Therefore, be assured that you will be informed one way or another.  And, if you do have specific dietary needs, talk to your priest, and I am sure he can work with you - in general, special circumstances for fasting are spelled out in church bulletins or canonical writings, but for your own peace of mind you can always talk to your priest too.  Hopefully this provides some direction.

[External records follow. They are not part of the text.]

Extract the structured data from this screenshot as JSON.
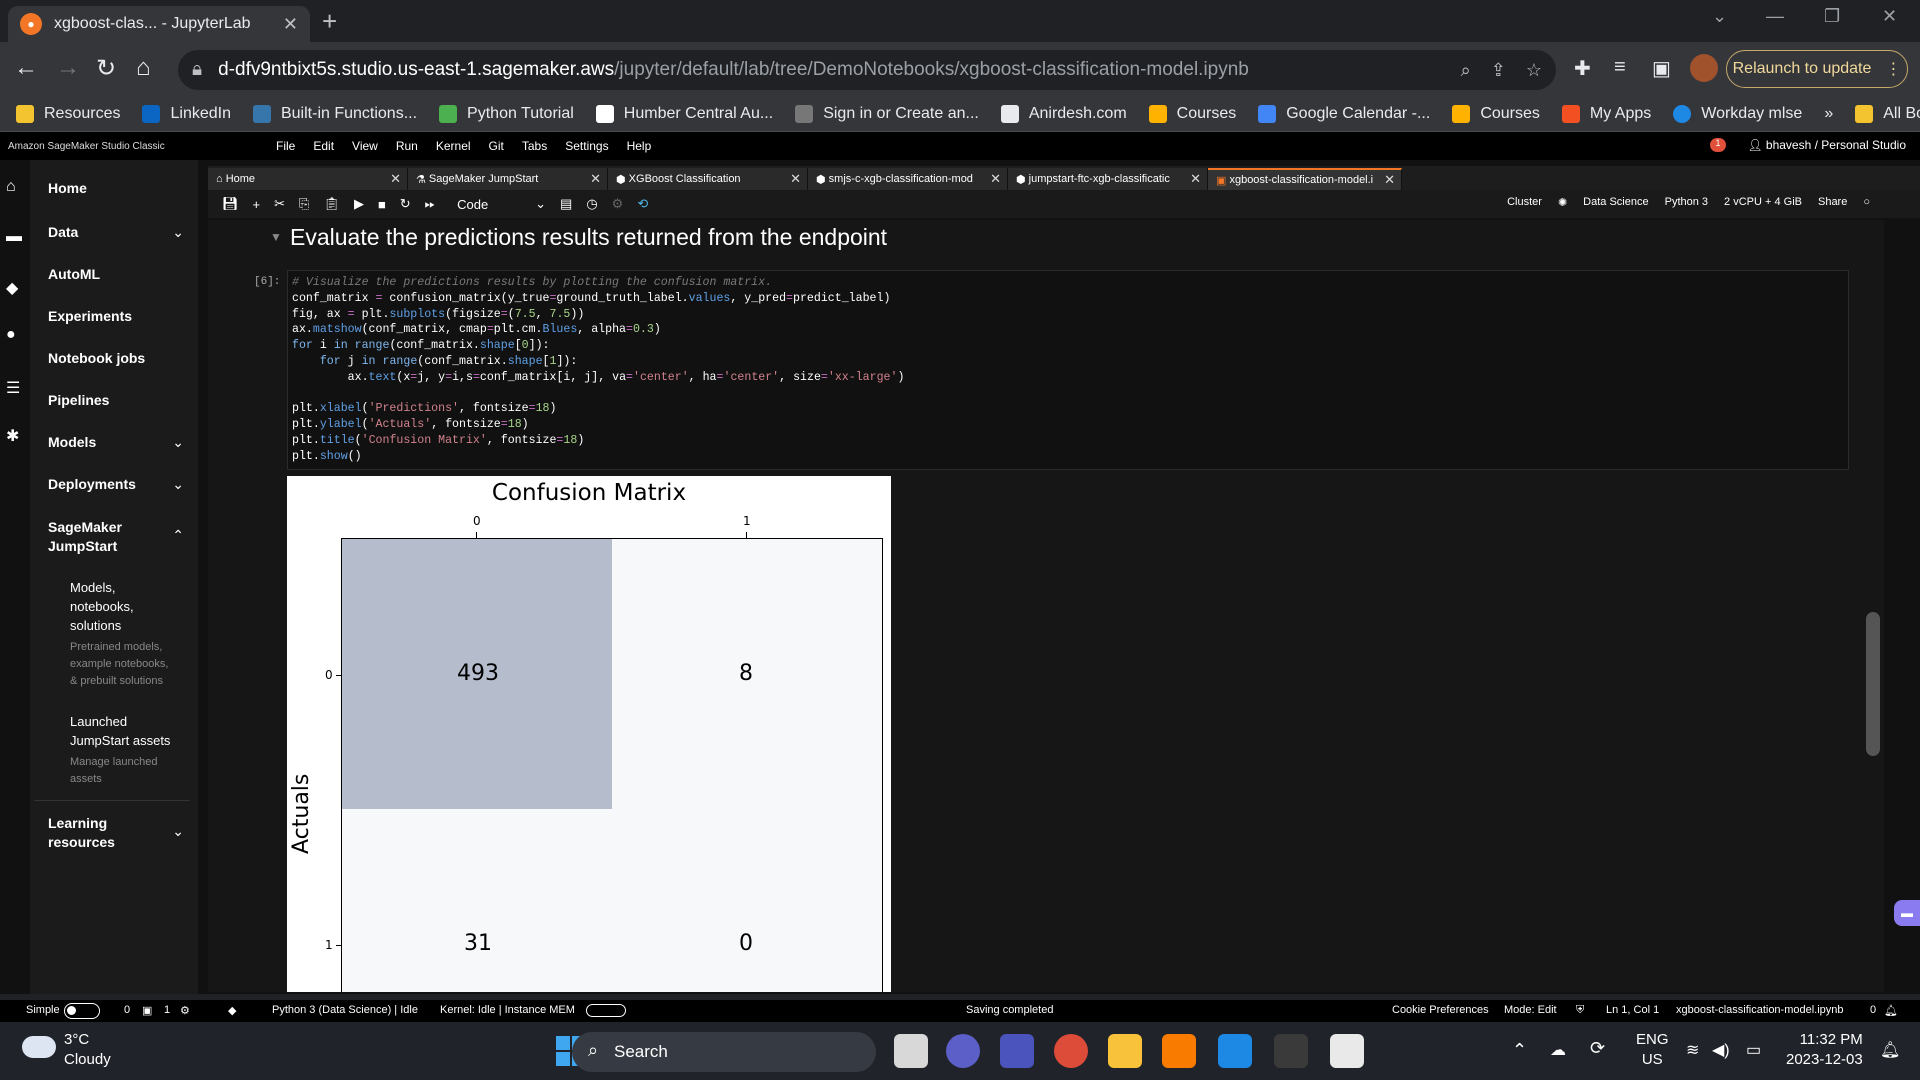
{
  "browser": {
    "tab_title": "xgboost-clas... - JupyterLab",
    "url_host": "d-dfv9ntbixt5s.studio.us-east-1.sagemaker.aws",
    "url_path": "/jupyter/default/lab/tree/DemoNotebooks/xgboost-classification-model.ipynb",
    "relaunch_label": "Relaunch to update",
    "bookmarks": [
      "Resources",
      "LinkedIn",
      "Built-in Functions...",
      "Python Tutorial",
      "Humber Central Au...",
      "Sign in or Create an...",
      "Anirdesh.com",
      "Courses",
      "Google Calendar -...",
      "Courses",
      "My Apps",
      "Workday mlse"
    ],
    "all_bookmarks": "All Bookmarks"
  },
  "studio": {
    "brand": "Amazon SageMaker Studio Classic",
    "menu": [
      "File",
      "Edit",
      "View",
      "Run",
      "Kernel",
      "Git",
      "Tabs",
      "Settings",
      "Help"
    ],
    "user": "bhavesh / Personal Studio",
    "notification_count": "1"
  },
  "sidebar": {
    "home": "Home",
    "data": "Data",
    "automl": "AutoML",
    "experiments": "Experiments",
    "notebook_jobs": "Notebook jobs",
    "pipelines": "Pipelines",
    "models": "Models",
    "deployments": "Deployments",
    "jumpstart_line1": "SageMaker",
    "jumpstart_line2": "JumpStart",
    "sub1_title_a": "Models,",
    "sub1_title_b": "notebooks,",
    "sub1_title_c": "solutions",
    "sub1_desc_a": "Pretrained models,",
    "sub1_desc_b": "example notebooks,",
    "sub1_desc_c": "& prebuilt solutions",
    "sub2_title_a": "Launched",
    "sub2_title_b": "JumpStart assets",
    "sub2_desc_a": "Manage launched",
    "sub2_desc_b": "assets",
    "learning_a": "Learning",
    "learning_b": "resources"
  },
  "doc_tabs": [
    "Home",
    "SageMaker JumpStart",
    "XGBoost Classification",
    "smjs-c-xgb-classification-mod",
    "jumpstart-ftc-xgb-classificatic",
    "xgboost-classification-model.i"
  ],
  "toolbar": {
    "cell_type": "Code",
    "cluster": "Cluster",
    "image": "Data Science",
    "kernel": "Python 3",
    "instance": "2 vCPU + 4 GiB",
    "share": "Share"
  },
  "notebook": {
    "heading": "Evaluate the predictions results returned from the endpoint",
    "prompt": "[6]:",
    "code_lines": [
      "# Visualize the predictions results by plotting the confusion matrix.",
      "conf_matrix = confusion_matrix(y_true=ground_truth_label.values, y_pred=predict_label)",
      "fig, ax = plt.subplots(figsize=(7.5, 7.5))",
      "ax.matshow(conf_matrix, cmap=plt.cm.Blues, alpha=0.3)",
      "for i in range(conf_matrix.shape[0]):",
      "    for j in range(conf_matrix.shape[1]):",
      "        ax.text(x=j, y=i,s=conf_matrix[i, j], va='center', ha='center', size='xx-large')",
      "",
      "plt.xlabel('Predictions', fontsize=18)",
      "plt.ylabel('Actuals', fontsize=18)",
      "plt.title('Confusion Matrix', fontsize=18)",
      "plt.show()"
    ]
  },
  "chart_data": {
    "type": "heatmap",
    "title": "Confusion Matrix",
    "xlabel": "",
    "ylabel": "Actuals",
    "x_ticks": [
      "0",
      "1"
    ],
    "y_ticks": [
      "0",
      "1"
    ],
    "matrix": [
      [
        493,
        8
      ],
      [
        31,
        0
      ]
    ],
    "colormap": "Blues",
    "alpha": 0.3
  },
  "statusbar": {
    "mode_label": "Simple",
    "count_a": "0",
    "count_b": "1",
    "kernel_name": "Python 3 (Data Science) | Idle",
    "kernel_status": "Kernel: Idle | Instance MEM",
    "saving": "Saving completed",
    "cookie": "Cookie Preferences",
    "mode": "Mode: Edit",
    "position": "Ln 1, Col 1",
    "filename": "xgboost-classification-model.ipynb",
    "notif": "0"
  },
  "taskbar": {
    "temp": "3°C",
    "weather": "Cloudy",
    "search": "Search",
    "lang_a": "ENG",
    "lang_b": "US",
    "time": "11:32 PM",
    "date": "2023-12-03"
  },
  "colors": {
    "accent": "#f37626",
    "cell_dark": "#b5bdcc",
    "cell_light": "#f7f8fa"
  }
}
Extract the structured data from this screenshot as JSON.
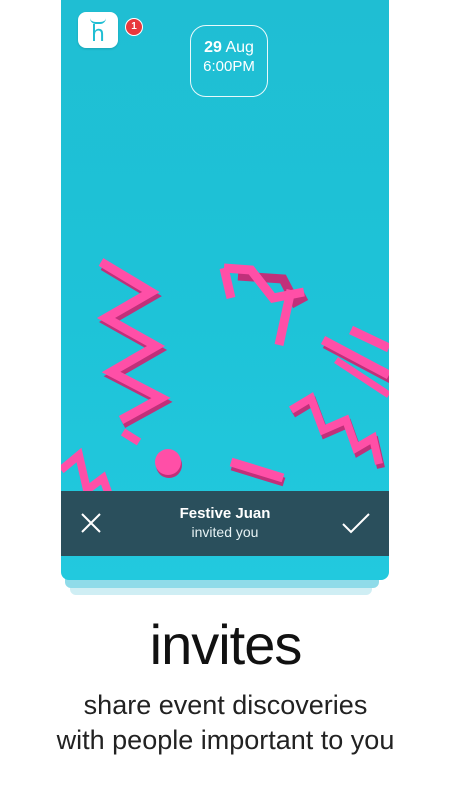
{
  "app": {
    "icon_letter": "h",
    "notification_count": "1"
  },
  "event": {
    "day": "29",
    "month": "Aug",
    "time": "6:00PM"
  },
  "invite": {
    "inviter": "Festive Juan",
    "message": "invited you"
  },
  "promo": {
    "headline": "invites",
    "line1": "share event discoveries",
    "line2": "with people important to you"
  },
  "colors": {
    "card_bg": "#1fbed3",
    "shape_pink": "#ff4fa7",
    "invite_bar": "#2a4f5c",
    "notification": "#e8383d"
  },
  "icons": [
    "h-app-icon",
    "close-icon",
    "checkmark-icon"
  ]
}
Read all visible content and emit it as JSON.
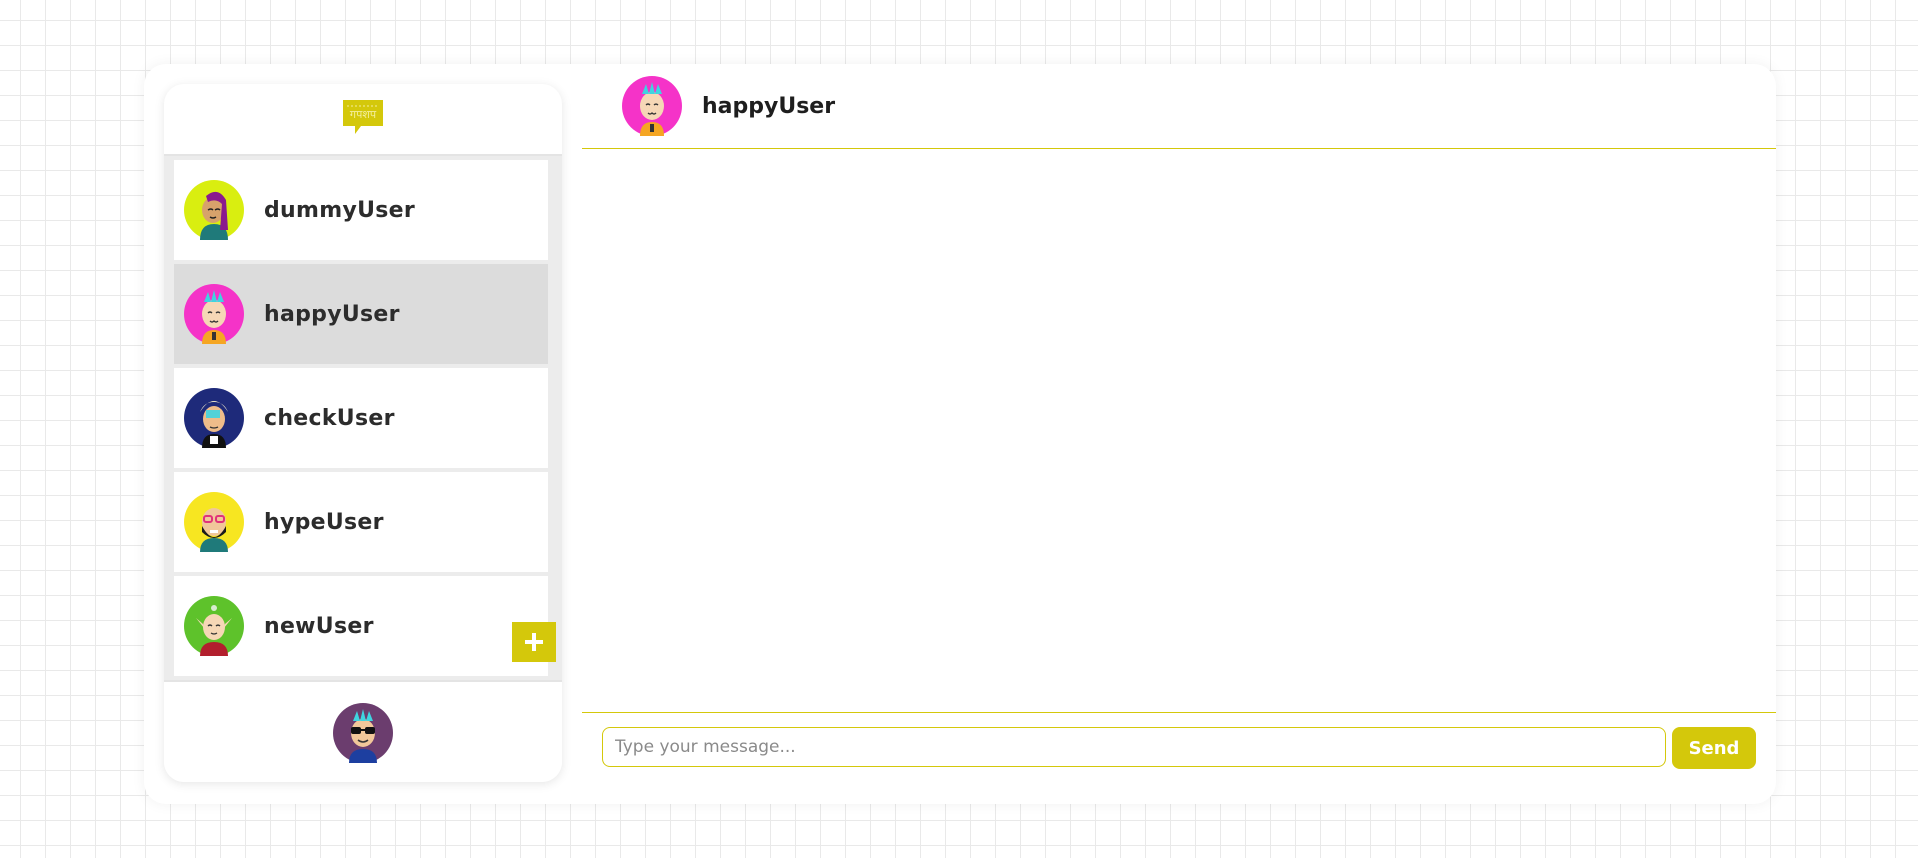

That being said, I will conclude this teaching about fasting and abstinence.  I advise though that this is not an exhaustive study on the subject, but only provides some basic information to answer some basic questions.  Hopefully, you can use it to whet your own appetite to research it further, and one book I recommend is David Bercot's Dictionary of Early Christian Beliefs (Peabody, MA:  Hendrickson, 1998).  Bercot's book has direct quotations from the Ante-Nicene Fathers addressing many of these issues, and you can find a good article on fasting on pages 274-276, which I also used for research material.  Also, especially around the Lenten and Advent seasons, consult your local parish bulletins as well, because they often will provide inserts for fasting guidelines that contain valuable information as well.  That being said, God bless and be with you until next time.